An ambitious multi-billion dollar rail link between China and Nepal must address tough technical challenges as well as questions of economic viability before construction begins, experts say.
In August, Chinese Foreign Minister Wang Yi and his Nepalese counterpart Narayan Khadka agreed to fund a feasibility study for a large-scale infrastructure project, and Beijing said it would send experts to conduct a railway survey this year.
The railway will run from Gyarong County to Kathmandu in China's Tibet Autonomous Region, with some speculation that it may also be extended to the tourist destination of Pokhara near the Indian border and the southern city of Lumbini.
In 2019, President Xi Jinping said the project would transform Nepal "from a landlocked country to a landlocked country."
Technically, it will be one of the most difficult train line construction projects anywhere in the world," said Nischal Nath Pandey, director of the Center for South Asian Studies in Kathmandu. "The highest peaks on the planet are nearby."
The Nepalese government announced in 2019 that construction would begin within the next two years, but progress has been slow due to the coronavirus pandemic.
Former Prime Minister K.P. Sharma Oli, who supported stronger ties with China along with the more "pro-Indian" Sher Bahadur Deuba, has also cast doubt on its future.
Discussions on the project began in 2016, when the two countries signed a landmark trade and transport agreement that allowed Nepal to use Chinese routes for third-country trade.
Nepal wanted to reduce its dependence on neighboring India, which accounts for more than 61 percent of its imports, after a long-term blockade on the country in 2015 disrupted vital supplies of fuel and commodities.
However, the project has made slow progress so far, and there are still concerns about its cost and usefulness.
"If Nepal has this railway link, it will reduce its dependence on India," said Lin Minwang, deputy director of Fudan University's Center of South Asian Studies.
He said it has some "geoeconomic value" but of little strategic importance to China.
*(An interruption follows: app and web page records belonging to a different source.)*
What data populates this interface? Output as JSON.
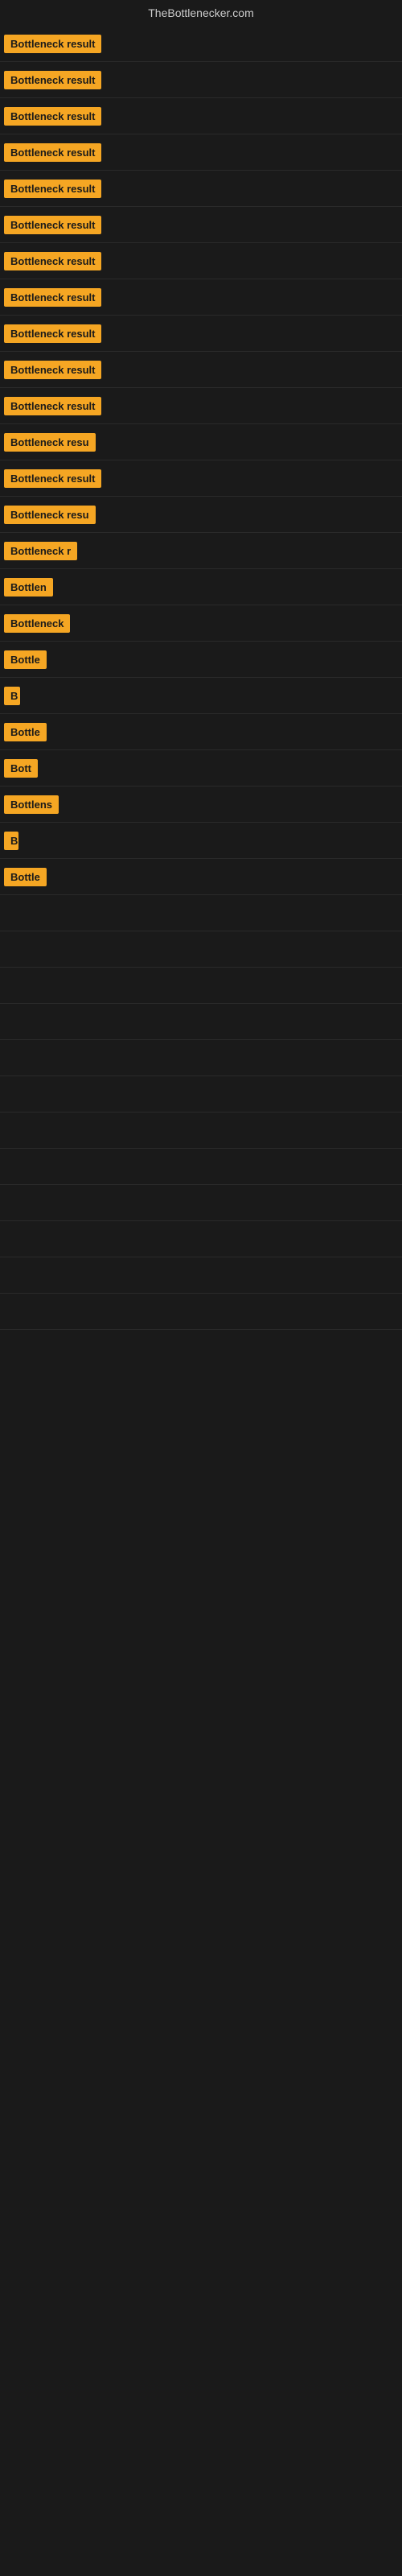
{
  "header": {
    "site_title": "TheBottlenecker.com"
  },
  "rows": [
    {
      "id": 1,
      "badge_text": "Bottleneck result",
      "badge_width": 160
    },
    {
      "id": 2,
      "badge_text": "Bottleneck result",
      "badge_width": 160
    },
    {
      "id": 3,
      "badge_text": "Bottleneck result",
      "badge_width": 160
    },
    {
      "id": 4,
      "badge_text": "Bottleneck result",
      "badge_width": 160
    },
    {
      "id": 5,
      "badge_text": "Bottleneck result",
      "badge_width": 160
    },
    {
      "id": 6,
      "badge_text": "Bottleneck result",
      "badge_width": 160
    },
    {
      "id": 7,
      "badge_text": "Bottleneck result",
      "badge_width": 160
    },
    {
      "id": 8,
      "badge_text": "Bottleneck result",
      "badge_width": 160
    },
    {
      "id": 9,
      "badge_text": "Bottleneck result",
      "badge_width": 160
    },
    {
      "id": 10,
      "badge_text": "Bottleneck result",
      "badge_width": 160
    },
    {
      "id": 11,
      "badge_text": "Bottleneck result",
      "badge_width": 160
    },
    {
      "id": 12,
      "badge_text": "Bottleneck resu",
      "badge_width": 140
    },
    {
      "id": 13,
      "badge_text": "Bottleneck result",
      "badge_width": 155
    },
    {
      "id": 14,
      "badge_text": "Bottleneck resu",
      "badge_width": 138
    },
    {
      "id": 15,
      "badge_text": "Bottleneck r",
      "badge_width": 100
    },
    {
      "id": 16,
      "badge_text": "Bottlen",
      "badge_width": 70
    },
    {
      "id": 17,
      "badge_text": "Bottleneck",
      "badge_width": 85
    },
    {
      "id": 18,
      "badge_text": "Bottle",
      "badge_width": 60
    },
    {
      "id": 19,
      "badge_text": "B",
      "badge_width": 20
    },
    {
      "id": 20,
      "badge_text": "Bottle",
      "badge_width": 58
    },
    {
      "id": 21,
      "badge_text": "Bott",
      "badge_width": 45
    },
    {
      "id": 22,
      "badge_text": "Bottlens",
      "badge_width": 72
    },
    {
      "id": 23,
      "badge_text": "B",
      "badge_width": 18
    },
    {
      "id": 24,
      "badge_text": "Bottle",
      "badge_width": 60
    },
    {
      "id": 25,
      "badge_text": "",
      "badge_width": 0
    },
    {
      "id": 26,
      "badge_text": "",
      "badge_width": 0
    },
    {
      "id": 27,
      "badge_text": "",
      "badge_width": 0
    },
    {
      "id": 28,
      "badge_text": "",
      "badge_width": 0
    },
    {
      "id": 29,
      "badge_text": "",
      "badge_width": 0
    },
    {
      "id": 30,
      "badge_text": "",
      "badge_width": 0
    },
    {
      "id": 31,
      "badge_text": "",
      "badge_width": 0
    },
    {
      "id": 32,
      "badge_text": "",
      "badge_width": 0
    },
    {
      "id": 33,
      "badge_text": "",
      "badge_width": 0
    },
    {
      "id": 34,
      "badge_text": "",
      "badge_width": 0
    },
    {
      "id": 35,
      "badge_text": "",
      "badge_width": 0
    },
    {
      "id": 36,
      "badge_text": "",
      "badge_width": 0
    }
  ]
}
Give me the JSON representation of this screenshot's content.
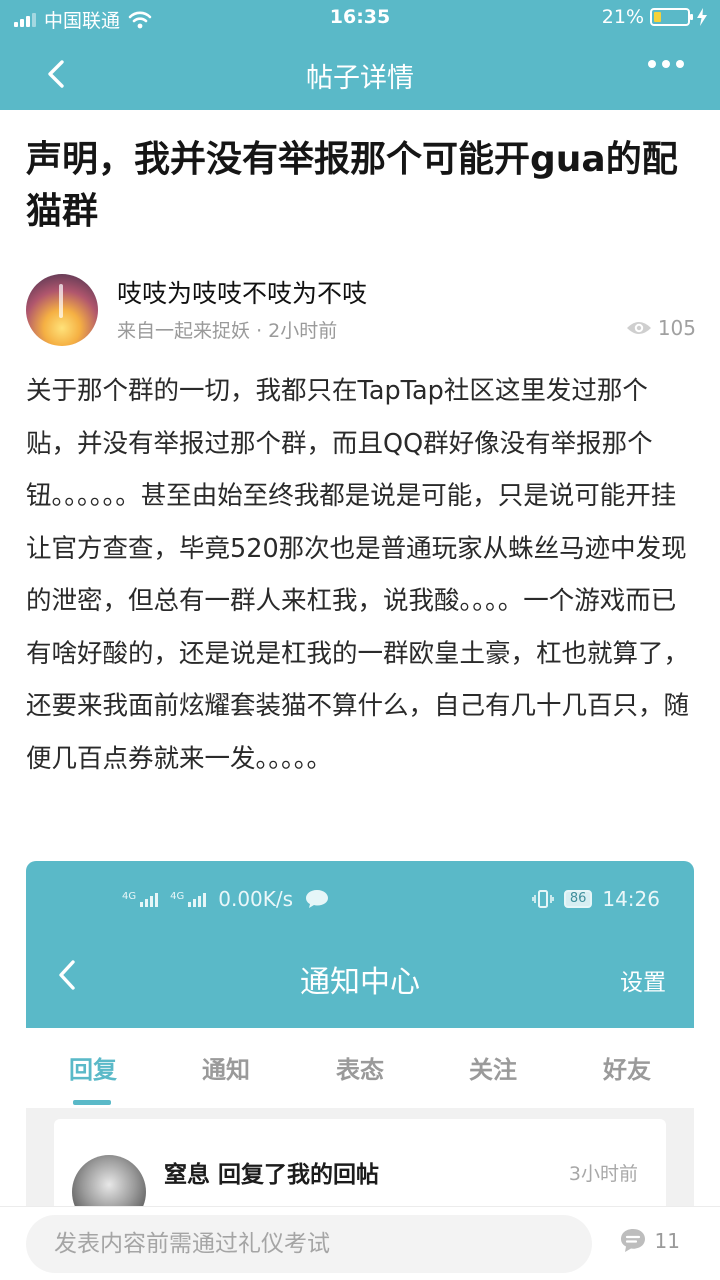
{
  "status_bar": {
    "carrier": "中国联通",
    "time": "16:35",
    "battery_percent": "21%",
    "battery_level": 0.21
  },
  "nav": {
    "title": "帖子详情"
  },
  "post": {
    "title": "声明，我并没有举报那个可能开gua的配猫群",
    "author_name": "吱吱为吱吱不吱为不吱",
    "source": "来自一起来捉妖",
    "time_ago": "2小时前",
    "views": "105",
    "body": "关于那个群的一切，我都只在TapTap社区这里发过那个贴，并没有举报过那个群，而且QQ群好像没有举报那个钮。。。。。。甚至由始至终我都是说是可能，只是说可能开挂让官方查查，毕竟520那次也是普通玩家从蛛丝马迹中发现的泄密，但总有一群人来杠我，说我酸。。。。一个游戏而已有啥好酸的，还是说是杠我的一群欧皇土豪，杠也就算了，还要来我面前炫耀套装猫不算什么，自己有几十几百只，随便几百点券就来一发。。。。。"
  },
  "screenshot": {
    "network_speed": "0.00K/s",
    "signal_label": "4G",
    "battery": "86",
    "time": "14:26",
    "title": "通知中心",
    "settings": "设置",
    "tabs": [
      "回复",
      "通知",
      "表态",
      "关注",
      "好友"
    ],
    "active_tab": 0,
    "notification": {
      "who": "窒息 回复了我的回帖",
      "time_ago": "3小时前"
    }
  },
  "bottom": {
    "comment_placeholder": "发表内容前需通过礼仪考试",
    "comment_count": "11"
  },
  "colors": {
    "accent": "#5ab9c8"
  }
}
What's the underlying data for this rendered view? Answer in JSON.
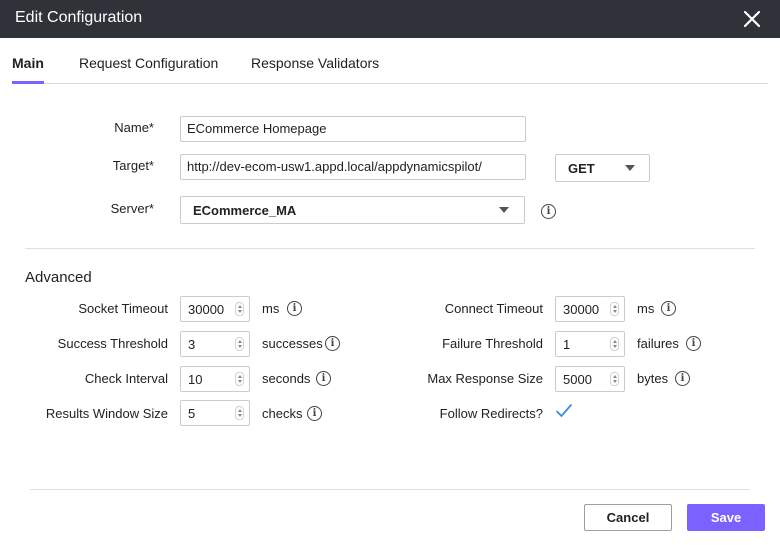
{
  "window": {
    "title": "Edit Configuration",
    "close_icon": "close-icon"
  },
  "tabs": [
    {
      "label": "Main",
      "active": true
    },
    {
      "label": "Request Configuration",
      "active": false
    },
    {
      "label": "Response Validators",
      "active": false
    }
  ],
  "main": {
    "name": {
      "label": "Name*",
      "value": "ECommerce Homepage"
    },
    "target": {
      "label": "Target*",
      "value": "http://dev-ecom-usw1.appd.local/appdynamicspilot/"
    },
    "method": {
      "value": "GET"
    },
    "server": {
      "label": "Server*",
      "value": "ECommerce_MA"
    }
  },
  "advanced": {
    "title": "Advanced",
    "socket_timeout": {
      "label": "Socket Timeout",
      "value": "30000",
      "unit": "ms"
    },
    "success_threshold": {
      "label": "Success Threshold",
      "value": "3",
      "unit": "successes"
    },
    "check_interval": {
      "label": "Check Interval",
      "value": "10",
      "unit": "seconds"
    },
    "results_window_size": {
      "label": "Results Window Size",
      "value": "5",
      "unit": "checks"
    },
    "connect_timeout": {
      "label": "Connect Timeout",
      "value": "30000",
      "unit": "ms"
    },
    "failure_threshold": {
      "label": "Failure Threshold",
      "value": "1",
      "unit": "failures"
    },
    "max_response_size": {
      "label": "Max Response Size",
      "value": "5000",
      "unit": "bytes"
    },
    "follow_redirects": {
      "label": "Follow Redirects?",
      "checked": true
    }
  },
  "footer": {
    "cancel_label": "Cancel",
    "save_label": "Save"
  },
  "colors": {
    "accent": "#7b61ff",
    "titlebar": "#2f3238"
  }
}
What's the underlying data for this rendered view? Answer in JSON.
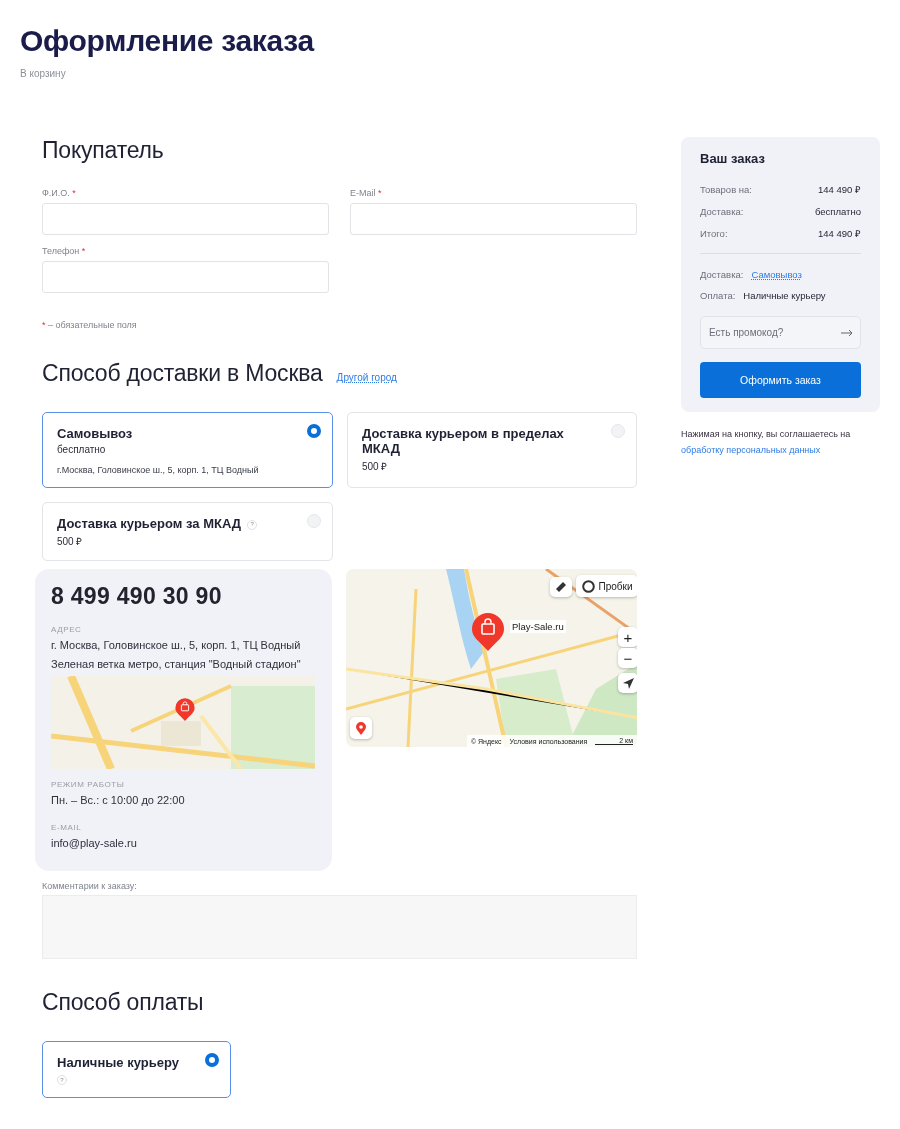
{
  "page": {
    "title": "Оформление заказа",
    "back_link": "В корзину"
  },
  "buyer": {
    "heading": "Покупатель",
    "fields": [
      {
        "label": "Ф.И.О.",
        "mark": "*"
      },
      {
        "label": "E-Mail",
        "mark": "*"
      },
      {
        "label": "Телефон",
        "mark": "*"
      }
    ],
    "note": {
      "mark": "*",
      "text": "– обязательные поля"
    }
  },
  "delivery": {
    "heading": "Способ доставки в Москва",
    "city_link": "Другой город",
    "options": [
      {
        "title": "Самовывоз",
        "price": "бесплатно",
        "address": "г.Москва, Головинское ш., 5, корп. 1, ТЦ Водный",
        "help": false,
        "selected": true
      },
      {
        "title": "Доставка курьером в пределах МКАД",
        "price": "500 ₽",
        "help": false,
        "selected": false
      },
      {
        "title": "Доставка курьером за МКАД",
        "price": "500 ₽",
        "help": true,
        "help_mark": "?",
        "selected": false
      }
    ]
  },
  "pickup_point": {
    "phone": "8 499 490 30 90",
    "sections": [
      {
        "label": "АДРЕС",
        "lines": [
          "г. Москва, Головинское ш., 5, корп. 1, ТЦ Водный",
          "Зеленая ветка метро, станция \"Водный стадион\""
        ],
        "map": true
      },
      {
        "label": "РЕЖИМ РАБОТЫ",
        "lines": [
          "Пн. – Вс.: с 10:00 до 22:00"
        ],
        "map": false
      },
      {
        "label": "E-MAIL",
        "lines": [
          "info@play-sale.ru"
        ],
        "map": false
      }
    ]
  },
  "map": {
    "traffic_button": "Пробки",
    "place_label": "Play-Sale.ru",
    "zoom_in": "+",
    "zoom_out": "−",
    "copyright": "© Яндекс",
    "terms_link": "Условия использования",
    "scale": "2 км"
  },
  "comment": {
    "label": "Комментарии к заказу:"
  },
  "payment": {
    "heading": "Способ оплаты",
    "options": [
      {
        "title": "Наличные курьеру",
        "help": true,
        "help_mark": "?",
        "selected": true
      }
    ]
  },
  "summary": {
    "heading": "Ваш заказ",
    "rows": [
      {
        "label": "Товаров на:",
        "value": "144 490 ₽"
      },
      {
        "label": "Доставка:",
        "value": "бесплатно"
      },
      {
        "label": "Итого:",
        "value": "144 490 ₽"
      }
    ],
    "delivery": {
      "label": "Доставка:",
      "value": "Самовывоз"
    },
    "payment": {
      "label": "Оплата:",
      "value": "Наличные курьеру"
    },
    "promo": {
      "placeholder": "Есть промокод?"
    },
    "submit": "Оформить заказ",
    "consent": {
      "text": "Нажимая на кнопку, вы соглашаетесь на",
      "link": "обработку персональных данных"
    }
  }
}
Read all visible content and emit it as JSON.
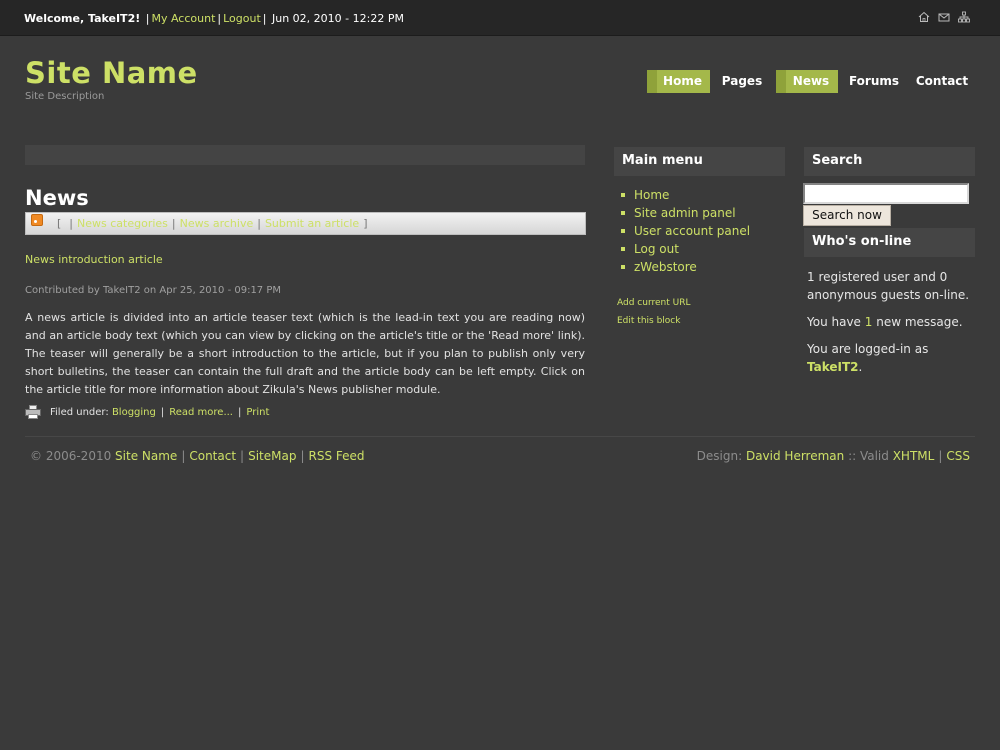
{
  "topbar": {
    "welcome": "Welcome, TakeIT2!",
    "my_account": "My Account",
    "logout": "Logout",
    "datetime": "Jun 02, 2010 - 12:22 PM",
    "icons": [
      "home-icon",
      "mail-icon",
      "sitemap-icon"
    ]
  },
  "header": {
    "site_name": "Site Name",
    "site_description": "Site Description"
  },
  "nav": {
    "items": [
      {
        "label": "Home",
        "active": true
      },
      {
        "label": "Pages",
        "active": false
      },
      {
        "label": "News",
        "active": true
      },
      {
        "label": "Forums",
        "active": false
      },
      {
        "label": "Contact",
        "active": false
      }
    ]
  },
  "content": {
    "page_title": "News",
    "subnav": {
      "news_categories": "News categories",
      "news_archive": "News archive",
      "submit_article": "Submit an article"
    },
    "article": {
      "title": "News introduction article",
      "contributed": "Contributed by TakeIT2 on Apr 25, 2010 - 09:17 PM",
      "body": "A news article is divided into an article teaser text (which is the lead-in text you are reading now) and an article body text (which you can view by clicking on the article's title or the 'Read more' link). The teaser will generally be a short introduction to the article, but if you plan to publish only very short bulletins, the teaser can contain the full draft and the article body can be left empty. Click on the article title for more information about Zikula's News publisher module.",
      "filed_under_label": "Filed under:",
      "category": "Blogging",
      "read_more": "Read more...",
      "print": "Print"
    }
  },
  "main_menu": {
    "title": "Main menu",
    "items": [
      "Home",
      "Site admin panel",
      "User account panel",
      "Log out",
      "zWebstore"
    ],
    "add_current_url": "Add current URL",
    "edit_block": "Edit this block"
  },
  "search": {
    "title": "Search",
    "input_value": "",
    "button_label": "Search now"
  },
  "whos_online": {
    "title": "Who's on-line",
    "line1": "1 registered user and 0 anonymous guests on-line.",
    "line2_pre": "You have ",
    "line2_count": "1",
    "line2_post": " new message.",
    "line3_pre": "You are logged-in as ",
    "line3_user": "TakeIT2",
    "line3_post": "."
  },
  "footer": {
    "copyright_symbol": "©",
    "years": " 2006-2010 ",
    "site_name": "Site Name",
    "contact": "Contact",
    "sitemap": "SiteMap",
    "rss": "RSS Feed",
    "design_label": "Design: ",
    "designer": "David Herreman",
    "valid_label": " :: Valid ",
    "xhtml": "XHTML",
    "css": "CSS"
  },
  "colors": {
    "accent": "#cde066",
    "background": "#3a3a3a",
    "topbar": "#262626",
    "nav_active": "#a4b84a"
  }
}
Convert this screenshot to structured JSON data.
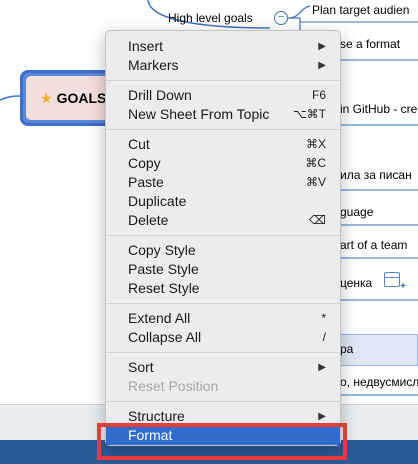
{
  "mindmap": {
    "central_topic": "GOALS",
    "high_level_goals": "High level goals",
    "collapse_symbol": "−",
    "right_topics": [
      "Plan target audien",
      "se a format",
      "in GitHub - cre",
      "ила за писан",
      "guage",
      "art of a team",
      "ценка",
      "ра",
      "о, недвусмисл"
    ]
  },
  "context_menu": {
    "groups": [
      [
        {
          "label": "Insert",
          "shortcut": "",
          "submenu": true,
          "disabled": false
        },
        {
          "label": "Markers",
          "shortcut": "",
          "submenu": true,
          "disabled": false
        }
      ],
      [
        {
          "label": "Drill Down",
          "shortcut": "F6",
          "submenu": false,
          "disabled": false
        },
        {
          "label": "New Sheet From Topic",
          "shortcut": "⌥⌘T",
          "submenu": false,
          "disabled": false
        }
      ],
      [
        {
          "label": "Cut",
          "shortcut": "⌘X",
          "submenu": false,
          "disabled": false
        },
        {
          "label": "Copy",
          "shortcut": "⌘C",
          "submenu": false,
          "disabled": false
        },
        {
          "label": "Paste",
          "shortcut": "⌘V",
          "submenu": false,
          "disabled": false
        },
        {
          "label": "Duplicate",
          "shortcut": "",
          "submenu": false,
          "disabled": false
        },
        {
          "label": "Delete",
          "shortcut": "⌫",
          "submenu": false,
          "disabled": false
        }
      ],
      [
        {
          "label": "Copy Style",
          "shortcut": "",
          "submenu": false,
          "disabled": false
        },
        {
          "label": "Paste Style",
          "shortcut": "",
          "submenu": false,
          "disabled": false
        },
        {
          "label": "Reset Style",
          "shortcut": "",
          "submenu": false,
          "disabled": false
        }
      ],
      [
        {
          "label": "Extend All",
          "shortcut": "*",
          "submenu": false,
          "disabled": false
        },
        {
          "label": "Collapse All",
          "shortcut": "/",
          "submenu": false,
          "disabled": false
        }
      ],
      [
        {
          "label": "Sort",
          "shortcut": "",
          "submenu": true,
          "disabled": false
        },
        {
          "label": "Reset Position",
          "shortcut": "",
          "submenu": false,
          "disabled": true
        }
      ],
      [
        {
          "label": "Structure",
          "shortcut": "",
          "submenu": true,
          "disabled": false
        },
        {
          "label": "Format",
          "shortcut": "",
          "submenu": false,
          "disabled": false,
          "active": true
        }
      ]
    ],
    "submenu_arrow": "▶"
  },
  "colors": {
    "accent": "#2f6ccd",
    "highlight_frame": "#e83a3a",
    "central_border": "#3d6dcf",
    "central_fill": "#f3dede"
  }
}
Shraddha Ghimire, a former research fellow at the Center for Social Inclusion and Federalism (CESIF), conducted a 2022 railway study that found Nepal to be a relatively small market for China's manufacturing sector.
Only by connecting China to the populous markets of India and Bangladesh, with Nepal acting as a transit and transshipment hub, the project would be economically viable for China.
Lin agreed that the railway would be strategic only if it could "connect Tibet with Kathmandu and New Delhi."
"It can connect the whole of South Asia from India to Bangladesh and Bhutan," he said.
However, given the geopolitical tensions between India and China, as well as the former's reluctance to support Beijing's signature Belt and Road Initiative, the idea may be unrealistic.
"India does not want China's economic influence to extend to its backyard in Nepal," Lin said.
Despite the fact that India and China have more than $100 billion in trade, New Delhi is looking to reduce it, according to former Nepalese ambassador to Denmark Vijay Kant Karn.
"Even if this route is more profitable for India, why would India want to use Kathmandu as a hub, especially given the difficult terrain?" Karma, who is also the executive chairman of CESIF, said
The rail route passes through the Himalayas, which have some of the highest mountains in the world and are prone to earthquakes and extreme weather.
According to Ghimire's study, most of the rail line in the Nepalese side of the border will be over tunnels and bridges, with the railway crossing the steep terrain from 1,400 meters in Kathmandu to about 4,000 meters in Tibet.
Ghimire, who spoke with engineers studying the difficult topography of the area, said the railway could be built, but it would be on unstable ground and "anything can happen along the track." He added that "heavy infrastructure cannot be maintained in the area." "I don't think it will be able to handle the traffic that the railways will bring."
However, this challenge has not deterred the project stakeholders. "This is not an easy project," said Aman Chitrakar, spokesman for Nepal's railway department. "However, China has achieved remarkable infrastructure milestones, so there is a lot of hope in Nepal."
Another significant hurdle will be the heavy cost of the railways, which in 2018 was estimated at US$5.5 billion in initial estimates.
This will be the biggest infrastructure investment ever in Nepal, a country with a GDP of $36 billion.
"Nepal does not have the capacity to run, manage and finance this project," Karna said. He said that such a huge debt would not be affordable for the country, which has been given to China in many high level meetings.
China has made no mention of funding for the project. "What will Nepal export to China if the railway is built?" Karna wondered. According to Nepal's embassy in Beijing, the majority of Nepal's exports to China are to Tibet and include items such as tea, herbs, and handicrafts. In 2021, China accounted for 0.5% of Nepal's total exports.
"If we had a huge mass industrial production, it would be a different story," Karna said, adding that the 200,000 to 300,000 Chinese tourists Nepal receives each year are "a small number."